When the aircraft is beyond line of sight, two mobile user objective system antennas transmit the control signals via satellite.

The hangar pad site under construction has a more extensive antenna array. A tower at the site supports two voice antennas and four omnidirectional C2 antennas to control the aircraft.

“There are multiple frequencies needed for voice on each flight, and multiple C2s may be needed for multiple air vehicles and back-up frequencies,” he said.

A more powerful command data link (CDL) directional antenna controls the unmanned air vehicle (UAV) at greater distances. “The CDL has a higher gain and can process and follow the UAV’s position,” he said. “That means we don’t need to slave the CDL to a separate tracking radar. It can slave to itself.”

A wideband satellite terminal antenna at the hangar site interfaces with both commercial and military networks. And two telemetry acquisition system antennas acquire signals for an ATR real-time telemetry processing system also located at the hangar site.

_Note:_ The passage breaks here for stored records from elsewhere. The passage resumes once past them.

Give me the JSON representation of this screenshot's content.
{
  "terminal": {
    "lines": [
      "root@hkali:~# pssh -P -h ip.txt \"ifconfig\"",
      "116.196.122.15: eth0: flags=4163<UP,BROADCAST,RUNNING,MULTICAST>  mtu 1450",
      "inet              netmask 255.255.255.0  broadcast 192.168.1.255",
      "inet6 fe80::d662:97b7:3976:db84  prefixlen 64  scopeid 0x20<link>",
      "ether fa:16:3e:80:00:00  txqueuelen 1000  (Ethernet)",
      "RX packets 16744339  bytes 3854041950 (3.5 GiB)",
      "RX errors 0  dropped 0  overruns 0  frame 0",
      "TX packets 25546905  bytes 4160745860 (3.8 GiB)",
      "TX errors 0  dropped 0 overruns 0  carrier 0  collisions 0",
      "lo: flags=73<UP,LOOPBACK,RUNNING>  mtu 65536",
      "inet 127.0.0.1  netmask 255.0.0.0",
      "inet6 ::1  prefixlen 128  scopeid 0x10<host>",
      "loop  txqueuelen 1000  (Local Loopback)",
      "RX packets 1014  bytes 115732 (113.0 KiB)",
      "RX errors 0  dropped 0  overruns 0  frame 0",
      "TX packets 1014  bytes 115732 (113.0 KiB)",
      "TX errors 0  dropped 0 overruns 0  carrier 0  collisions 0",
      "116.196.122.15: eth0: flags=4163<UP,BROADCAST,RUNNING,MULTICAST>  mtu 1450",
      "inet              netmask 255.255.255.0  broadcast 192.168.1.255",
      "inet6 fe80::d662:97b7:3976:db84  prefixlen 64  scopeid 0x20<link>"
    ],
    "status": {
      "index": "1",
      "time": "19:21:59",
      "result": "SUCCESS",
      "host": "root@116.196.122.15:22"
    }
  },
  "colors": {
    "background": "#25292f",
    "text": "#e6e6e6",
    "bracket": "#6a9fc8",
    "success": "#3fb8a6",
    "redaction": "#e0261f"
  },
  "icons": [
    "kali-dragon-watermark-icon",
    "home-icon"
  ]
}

The first three Navy aircraft to be tested at MidAmerica will be engineering development models (EDM) 1, 2 and 3. One of the TTs will control the first EDM flight at MidAmerica with the second TT serving as backup. The second TT will then be transported to NAWCAD Lakehurst for further MQ-25 testing there.

A second series of three different MQ-25 system demonstration test article (SDTA) aircraft will follow the EDMs in 2023. SDTA work will involve cyber, electromagnetic effects, climate chamber, mission systems, mission scenario development and operational testing.

“Construction design is underway on an MQ-25 hangar at Point Mugu, and another hangar is being repurposed in Norfolk for the fleet,” Hardman said. “They’re being funded over the next few years with construction to follow. This is all to prepare the fleet for the future of naval UAVs.”

Initial operational capability of the first four Stingrays in the carrier air wing is set for 2025. The aircraft will be integrated into the wing alongside the E-2 and C-2 squadrons.